Any implications for authorship
And these are just some of the salient examples. To make revisions negotiable, consider the following negotiation principles that are particularly critical for these situations:
Integrative rather than distributive negotiation: You and your co-authors presumably share the same goal: to get the paper published at the journal that just returned it. Therefore, and in spite of any creative differences that may arise, the pie is more expandable than fixed. What’s good for the goose is generally good for the gander. It’s helpful to keep that in mind at the outset, and periodically when the revisionary road gets bumpy.
Trade-offs rather than value-claiming: The parties to a revision request might be tempted to engage in a distributive, value-claiming competition over apparently fixed pies, like who will rewrite what. But why? Why fight over a single issue when there are so many to choose from, and when several could be bundled for mutual gain? In particular, the various parties to a revision request may often find it easier and/or more pleasant to do different things. Maybe one party can easily collect new data but has no time to write, while the other has oodles of time for writing but no mechanism for data collection. In this case, it’s probably better to have one author do all the writing and the other all the collecting, as opposed to arm-wrestling over the writing alone.
Information exchange rather than offer exchange: When several authors differ about the appropriate response to a reviewer comment (for example), the temptation is for each party to strenuously make their case. In other words, each party is essentially tempted to make an offer and see which offer predominates. That’s ok, but it’s often better for each party to stop making proposals and start probing the reasons underlying the other parties’ positions. “Why do you feel so strongly that we need to scrap that study?” A question like that often surfaces a vivid experience, paper of which you were oblivious, or underlying philosophy of science that makes the strenuous position a lot more understandable.
Contingency contracts rather than immediate decisions: Oftentimes, reviewer comments thrust co-authors into a lively debate about how extensively to rework the paper. “That argument won’t make sense” or “That experiment won’t work,” one side might say, only to have the other strenuously disagree. The parties could continue to debate it or simply let the argument and/or experiment speak for themselves. In other words, they could decide to let the author who believes in the argument or experiment craft it or do it, then collectively determine whether it makes sense or works (respectively). That approach—akin to the negotiation strategy known as a contingency contract—is often more productive than debating ad nauseum.

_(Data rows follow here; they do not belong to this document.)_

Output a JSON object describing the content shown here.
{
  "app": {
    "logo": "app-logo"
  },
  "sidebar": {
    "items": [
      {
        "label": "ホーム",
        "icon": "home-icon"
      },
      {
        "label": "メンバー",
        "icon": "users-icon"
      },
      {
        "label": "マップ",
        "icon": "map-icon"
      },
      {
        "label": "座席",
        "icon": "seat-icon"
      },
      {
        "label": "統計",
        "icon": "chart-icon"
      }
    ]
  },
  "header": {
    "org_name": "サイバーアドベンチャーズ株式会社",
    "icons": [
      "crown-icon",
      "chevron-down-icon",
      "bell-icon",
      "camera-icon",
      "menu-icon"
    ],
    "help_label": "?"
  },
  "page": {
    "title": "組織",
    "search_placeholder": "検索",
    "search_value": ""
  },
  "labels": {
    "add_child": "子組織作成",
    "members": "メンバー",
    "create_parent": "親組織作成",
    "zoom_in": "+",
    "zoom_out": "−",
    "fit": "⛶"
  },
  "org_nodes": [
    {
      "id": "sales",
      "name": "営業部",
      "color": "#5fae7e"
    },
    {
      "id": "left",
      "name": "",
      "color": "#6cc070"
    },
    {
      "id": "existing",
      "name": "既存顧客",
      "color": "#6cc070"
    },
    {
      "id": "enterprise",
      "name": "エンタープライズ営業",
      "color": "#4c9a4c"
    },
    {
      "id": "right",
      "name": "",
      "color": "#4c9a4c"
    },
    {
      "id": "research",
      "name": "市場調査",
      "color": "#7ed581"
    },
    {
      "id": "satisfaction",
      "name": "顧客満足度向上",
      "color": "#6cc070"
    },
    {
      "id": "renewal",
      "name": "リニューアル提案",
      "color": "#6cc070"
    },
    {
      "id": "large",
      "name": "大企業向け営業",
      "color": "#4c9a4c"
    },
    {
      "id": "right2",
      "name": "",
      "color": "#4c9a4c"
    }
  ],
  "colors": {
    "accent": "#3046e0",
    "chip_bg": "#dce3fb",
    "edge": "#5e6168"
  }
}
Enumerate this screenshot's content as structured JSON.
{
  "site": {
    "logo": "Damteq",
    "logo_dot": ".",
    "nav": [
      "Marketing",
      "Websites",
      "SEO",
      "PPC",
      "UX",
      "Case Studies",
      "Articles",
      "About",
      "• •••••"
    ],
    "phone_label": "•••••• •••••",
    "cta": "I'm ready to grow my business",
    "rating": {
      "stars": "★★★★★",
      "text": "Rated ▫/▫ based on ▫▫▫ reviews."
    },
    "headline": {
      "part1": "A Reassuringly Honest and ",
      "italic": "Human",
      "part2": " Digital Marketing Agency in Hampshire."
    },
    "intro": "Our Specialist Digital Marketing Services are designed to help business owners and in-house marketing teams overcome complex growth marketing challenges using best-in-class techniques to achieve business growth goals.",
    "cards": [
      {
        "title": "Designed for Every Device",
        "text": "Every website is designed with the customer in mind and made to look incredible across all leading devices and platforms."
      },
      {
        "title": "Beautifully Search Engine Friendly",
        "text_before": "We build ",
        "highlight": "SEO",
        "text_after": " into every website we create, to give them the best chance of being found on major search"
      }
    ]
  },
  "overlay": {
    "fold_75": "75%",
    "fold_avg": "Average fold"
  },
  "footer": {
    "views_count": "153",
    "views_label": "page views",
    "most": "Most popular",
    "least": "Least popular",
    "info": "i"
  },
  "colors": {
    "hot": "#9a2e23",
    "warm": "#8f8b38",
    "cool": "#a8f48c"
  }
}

Post-settlement settlement rather than static agreement: Responses to a revision request often take an extraordinarily long time. Agreements reached at the outset about who will do what, how the team will respond to reviewer comments, or what the timeline will look like often seem sheepishly out-of-date as the arduous process unfolds. Rather than slavishly sticking to the original agreement, why not occasionally renegotiate a deal that’s better for everyone as new facts come to light—essentially the strategy known as post-settlement settlement?
In sum, revision requests are wonderful opportunities—opportunities that every scholar worth their salt dreams of. But the receipt of the request is not the end but the beginning of the process, as the authors then need to negotiate the terms of an arduous and extended undertaking. By treating the revision request as an opportunity to solve a very complex problem with very smart people rather than an opportunity to wage a self-focused battle, all authors can fulfill their dreams and remain friends to reflect on it.